--- EXERCISE MATERIALS ---
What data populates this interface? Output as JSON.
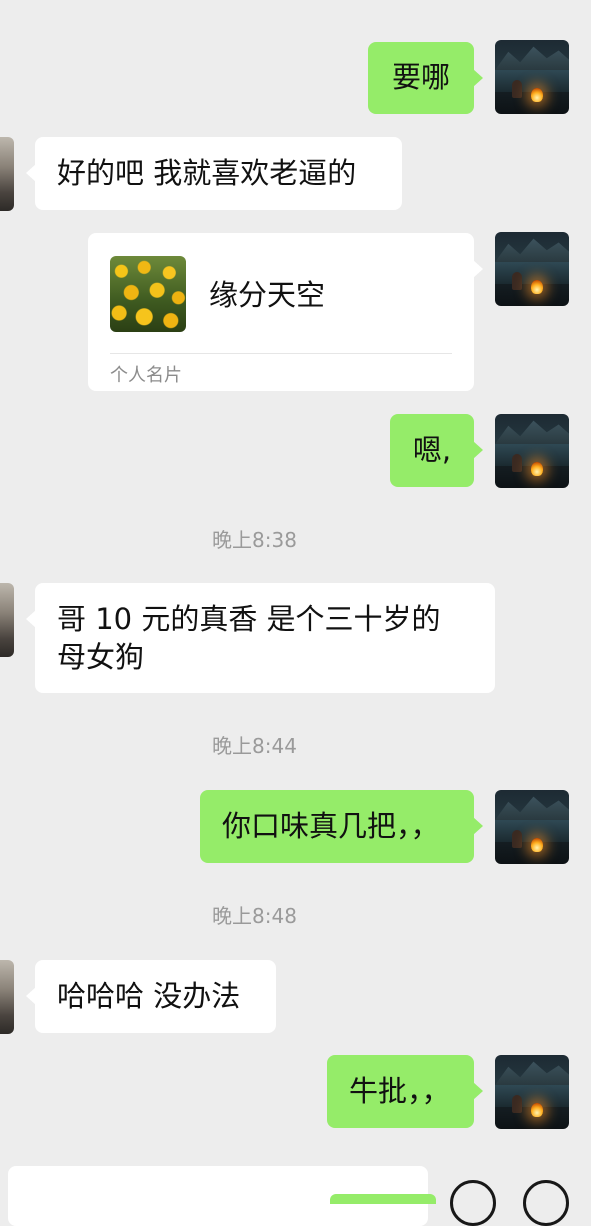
{
  "messages": [
    {
      "side": "me",
      "text": "要哪"
    },
    {
      "side": "other",
      "text": "好的吧 我就喜欢老逼的"
    },
    {
      "side": "me",
      "type": "contact_card",
      "name": "缘分天空",
      "label": "个人名片"
    },
    {
      "side": "me",
      "text": "嗯,"
    },
    {
      "timestamp": "晚上8:38"
    },
    {
      "side": "other",
      "text": "哥 10 元的真香 是个三十岁的",
      "text2": "母女狗"
    },
    {
      "timestamp": "晚上8:44"
    },
    {
      "side": "me",
      "text": "你口味真几把，，"
    },
    {
      "timestamp": "晚上8:48"
    },
    {
      "side": "other",
      "text": "哈哈哈 没办法"
    },
    {
      "side": "me",
      "text": "牛批，，"
    }
  ],
  "icons": {
    "my_avatar": "campfire-lake-photo",
    "other_avatar": "partial-photo-avatar",
    "card_avatar": "sunflower-field-photo",
    "input_buttons": [
      "emoji-icon",
      "plus-icon"
    ]
  },
  "colors": {
    "background": "#ededed",
    "my_bubble": "#95ec69",
    "other_bubble": "#ffffff",
    "timestamp": "#9a9a9a"
  }
}
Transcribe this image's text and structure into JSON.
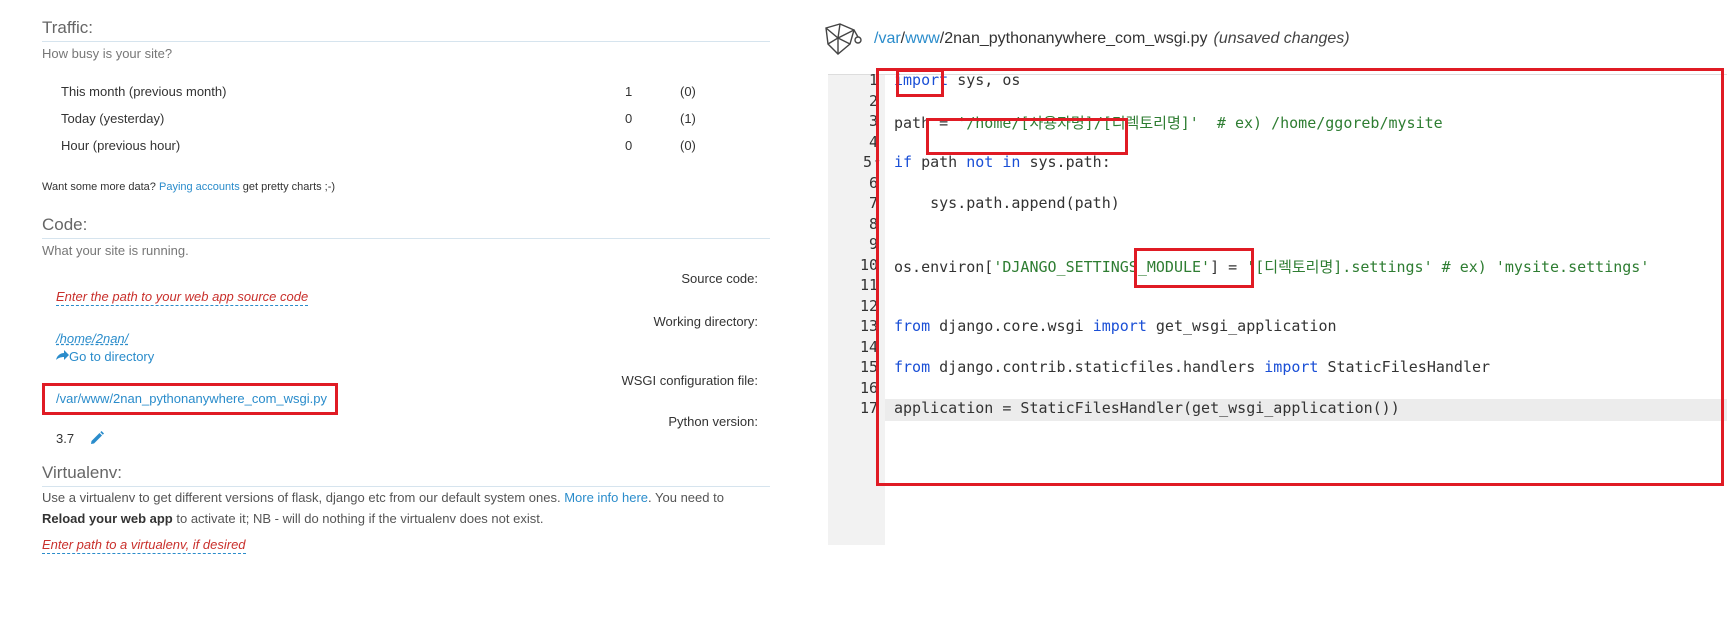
{
  "traffic": {
    "title": "Traffic:",
    "subtitle": "How busy is your site?",
    "rows": [
      {
        "label": "This month (previous month)",
        "value": "1",
        "previous": "(0)"
      },
      {
        "label": "Today (yesterday)",
        "value": "0",
        "previous": "(1)"
      },
      {
        "label": "Hour (previous hour)",
        "value": "0",
        "previous": "(0)"
      }
    ],
    "more_data_prefix": "Want some more data? ",
    "more_data_link": "Paying accounts",
    "more_data_suffix": " get pretty charts ;-)"
  },
  "code": {
    "title": "Code:",
    "subtitle": "What your site is running.",
    "source_label": "Source code:",
    "source_placeholder": "Enter the path to your web app source code",
    "working_label": "Working directory:",
    "working_value": "/home/2nan/",
    "goto_dir": "Go to directory",
    "wsgi_label": "WSGI configuration file:",
    "wsgi_value": "/var/www/2nan_pythonanywhere_com_wsgi.py",
    "python_label": "Python version:",
    "python_value": "3.7"
  },
  "virtualenv": {
    "title": "Virtualenv:",
    "text_1": "Use a virtualenv to get different versions of flask, django etc from our default system ones. ",
    "more_info": "More info here",
    "text_2": ". You need to ",
    "bold": "Reload your web app",
    "text_3": " to activate it; NB - will do nothing if the virtualenv does not exist.",
    "placeholder": "Enter path to a virtualenv, if desired"
  },
  "editor": {
    "path_dir_1": "/var",
    "path_sep": "/",
    "path_dir_2": "www",
    "path_file": "/2nan_pythonanywhere_com_wsgi.py",
    "unsaved": "(unsaved changes)",
    "line_numbers": [
      "1",
      "2",
      "3",
      "4",
      "5",
      "6",
      "7",
      "8",
      "9",
      "10",
      "11",
      "12",
      "13",
      "14",
      "15",
      "16",
      "17"
    ],
    "lines": {
      "l1_kw": "import",
      "l1_rest": " sys, os",
      "l3_a": "path = ",
      "l3_str": "'/home/[사용자명]/[디렉토리명]'",
      "l3_cm": "  # ex) /home/ggoreb/mysite",
      "l5_kw1": "if",
      "l5_a": " path ",
      "l5_kw2": "not in",
      "l5_b": " sys.path:",
      "l7": "    sys.path.append(path)",
      "l10_a": "os.environ[",
      "l10_str1": "'DJANGO_SETTINGS_MODULE'",
      "l10_b": "] = ",
      "l10_str2": "'[디렉토리명].settings'",
      "l10_cm": " # ex) 'mysite.settings'",
      "l13_kw1": "from",
      "l13_a": " django.core.wsgi ",
      "l13_kw2": "import",
      "l13_b": " get_wsgi_application",
      "l15_kw1": "from",
      "l15_a": " django.contrib.staticfiles.handlers ",
      "l15_kw2": "import",
      "l15_b": " StaticFilesHandler",
      "l17": "application = StaticFilesHandler(get_wsgi_application())"
    }
  },
  "colors": {
    "accent_link": "#2a8ccb",
    "highlight_red": "#e01b24",
    "placeholder_red": "#c9302c"
  }
}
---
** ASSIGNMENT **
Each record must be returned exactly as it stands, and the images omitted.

** RESPONSE BOX **
What data populates this interface? Output as JSON.
{
  "messages": [
    {
      "side": "me",
      "text": "要哪"
    },
    {
      "side": "other",
      "text": "好的吧 我就喜欢老逼的"
    },
    {
      "side": "me",
      "type": "contact_card",
      "name": "缘分天空",
      "label": "个人名片"
    },
    {
      "side": "me",
      "text": "嗯,"
    },
    {
      "timestamp": "晚上8:38"
    },
    {
      "side": "other",
      "text": "哥 10 元的真香 是个三十岁的",
      "text2": "母女狗"
    },
    {
      "timestamp": "晚上8:44"
    },
    {
      "side": "me",
      "text": "你口味真几把，，"
    },
    {
      "timestamp": "晚上8:48"
    },
    {
      "side": "other",
      "text": "哈哈哈 没办法"
    },
    {
      "side": "me",
      "text": "牛批，，"
    }
  ],
  "icons": {
    "my_avatar": "campfire-lake-photo",
    "other_avatar": "partial-photo-avatar",
    "card_avatar": "sunflower-field-photo",
    "input_buttons": [
      "emoji-icon",
      "plus-icon"
    ]
  },
  "colors": {
    "background": "#ededed",
    "my_bubble": "#95ec69",
    "other_bubble": "#ffffff",
    "timestamp": "#9a9a9a"
  }
}
Transcribe this image's text and structure into JSON.
{
  "traffic": {
    "title": "Traffic:",
    "subtitle": "How busy is your site?",
    "rows": [
      {
        "label": "This month (previous month)",
        "value": "1",
        "previous": "(0)"
      },
      {
        "label": "Today (yesterday)",
        "value": "0",
        "previous": "(1)"
      },
      {
        "label": "Hour (previous hour)",
        "value": "0",
        "previous": "(0)"
      }
    ],
    "more_data_prefix": "Want some more data? ",
    "more_data_link": "Paying accounts",
    "more_data_suffix": " get pretty charts ;-)"
  },
  "code": {
    "title": "Code:",
    "subtitle": "What your site is running.",
    "source_label": "Source code:",
    "source_placeholder": "Enter the path to your web app source code",
    "working_label": "Working directory:",
    "working_value": "/home/2nan/",
    "goto_dir": "Go to directory",
    "wsgi_label": "WSGI configuration file:",
    "wsgi_value": "/var/www/2nan_pythonanywhere_com_wsgi.py",
    "python_label": "Python version:",
    "python_value": "3.7"
  },
  "virtualenv": {
    "title": "Virtualenv:",
    "text_1": "Use a virtualenv to get different versions of flask, django etc from our default system ones. ",
    "more_info": "More info here",
    "text_2": ". You need to ",
    "bold": "Reload your web app",
    "text_3": " to activate it; NB - will do nothing if the virtualenv does not exist.",
    "placeholder": "Enter path to a virtualenv, if desired"
  },
  "editor": {
    "path_dir_1": "/var",
    "path_sep": "/",
    "path_dir_2": "www",
    "path_file": "/2nan_pythonanywhere_com_wsgi.py",
    "unsaved": "(unsaved changes)",
    "line_numbers": [
      "1",
      "2",
      "3",
      "4",
      "5",
      "6",
      "7",
      "8",
      "9",
      "10",
      "11",
      "12",
      "13",
      "14",
      "15",
      "16",
      "17"
    ],
    "lines": {
      "l1_kw": "import",
      "l1_rest": " sys, os",
      "l3_a": "path = ",
      "l3_str": "'/home/[사용자명]/[디렉토리명]'",
      "l3_cm": "  # ex) /home/ggoreb/mysite",
      "l5_kw1": "if",
      "l5_a": " path ",
      "l5_kw2": "not in",
      "l5_b": " sys.path:",
      "l7": "    sys.path.append(path)",
      "l10_a": "os.environ[",
      "l10_str1": "'DJANGO_SETTINGS_MODULE'",
      "l10_b": "] = ",
      "l10_str2": "'[디렉토리명].settings'",
      "l10_cm": " # ex) 'mysite.settings'",
      "l13_kw1": "from",
      "l13_a": " django.core.wsgi ",
      "l13_kw2": "import",
      "l13_b": " get_wsgi_application",
      "l15_kw1": "from",
      "l15_a": " django.contrib.staticfiles.handlers ",
      "l15_kw2": "import",
      "l15_b": " StaticFilesHandler",
      "l17": "application = StaticFilesHandler(get_wsgi_application())"
    }
  },
  "colors": {
    "accent_link": "#2a8ccb",
    "highlight_red": "#e01b24",
    "placeholder_red": "#c9302c"
  }
}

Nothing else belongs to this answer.